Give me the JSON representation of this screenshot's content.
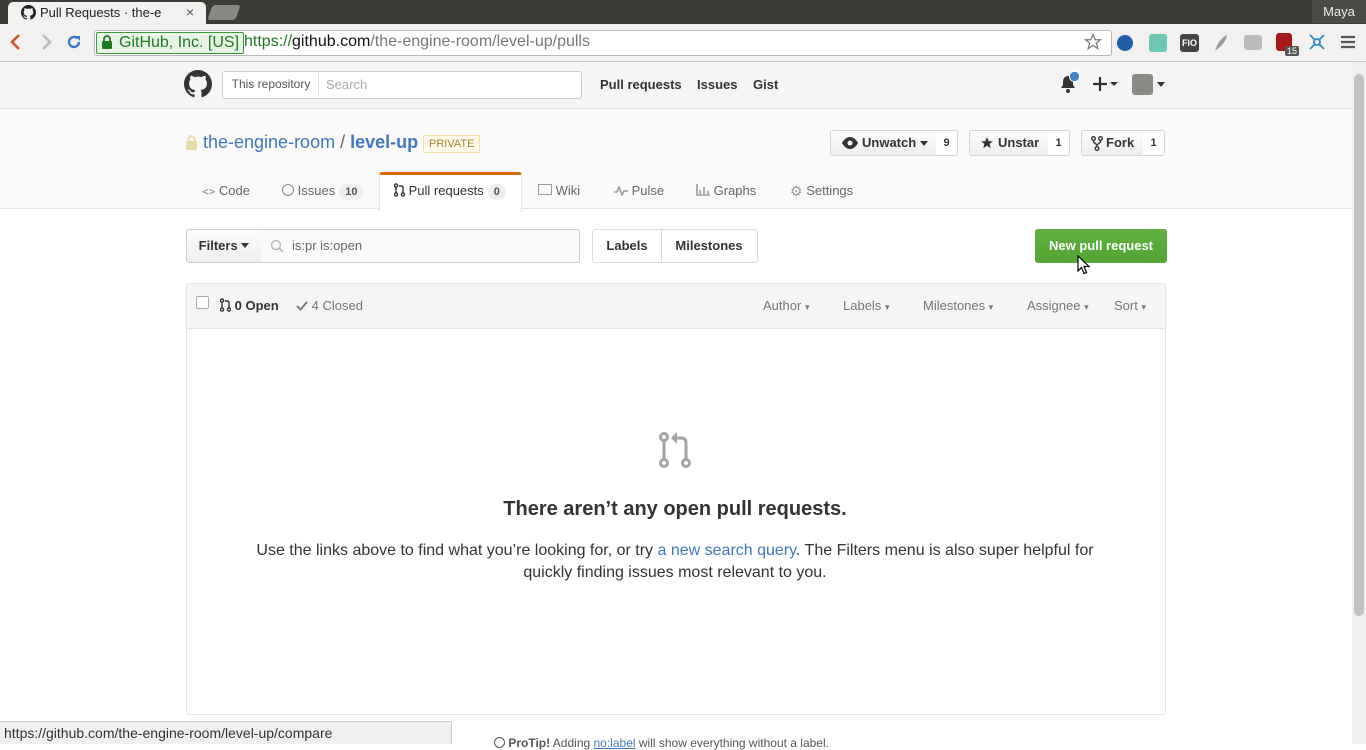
{
  "browser": {
    "tab_title": "Pull Requests · the-e",
    "tab_close": "×",
    "user": "Maya",
    "ev_label": "GitHub, Inc. [US]",
    "url_scheme": "https://",
    "url_host": "github.com",
    "url_path": "/the-engine-room/level-up/pulls",
    "ext_badge": "15",
    "ext_fio": "FIO",
    "status_url": "https://github.com/the-engine-room/level-up/compare"
  },
  "header": {
    "scope": "This repository",
    "search_placeholder": "Search",
    "nav": [
      "Pull requests",
      "Issues",
      "Gist"
    ]
  },
  "repo": {
    "owner": "the-engine-room",
    "sep": "/",
    "name": "level-up",
    "private_label": "PRIVATE",
    "watch_label": "Unwatch",
    "watch_count": "9",
    "star_label": "Unstar",
    "star_count": "1",
    "fork_label": "Fork",
    "fork_count": "1"
  },
  "tabs": [
    {
      "label": "Code"
    },
    {
      "label": "Issues",
      "count": "10"
    },
    {
      "label": "Pull requests",
      "count": "0"
    },
    {
      "label": "Wiki"
    },
    {
      "label": "Pulse"
    },
    {
      "label": "Graphs"
    },
    {
      "label": "Settings"
    }
  ],
  "subnav": {
    "filters_label": "Filters",
    "filter_value": "is:pr is:open",
    "labels_label": "Labels",
    "milestones_label": "Milestones",
    "new_pr_label": "New pull request"
  },
  "table": {
    "open_label": "0 Open",
    "closed_label": "4 Closed",
    "filters": [
      "Author",
      "Labels",
      "Milestones",
      "Assignee",
      "Sort"
    ]
  },
  "blank": {
    "title": "There aren’t any open pull requests.",
    "desc_before": "Use the links above to find what you’re looking for, or try ",
    "desc_link": "a new search query",
    "desc_after": ". The Filters menu is also super helpful for quickly finding issues most relevant to you."
  },
  "protip": {
    "lead": "ProTip!",
    "text_before": " Adding ",
    "link": "no:label",
    "text_after": " will show everything without a label."
  },
  "colors": {
    "accent": "#4078c0",
    "green": "#55a532",
    "tab_accent": "#d26911"
  }
}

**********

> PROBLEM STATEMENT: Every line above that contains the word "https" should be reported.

> ANSWER SECTION:
    "url_scheme": "https://",
    "status_url": "https://github.com/the-engine-room/level-up/compare"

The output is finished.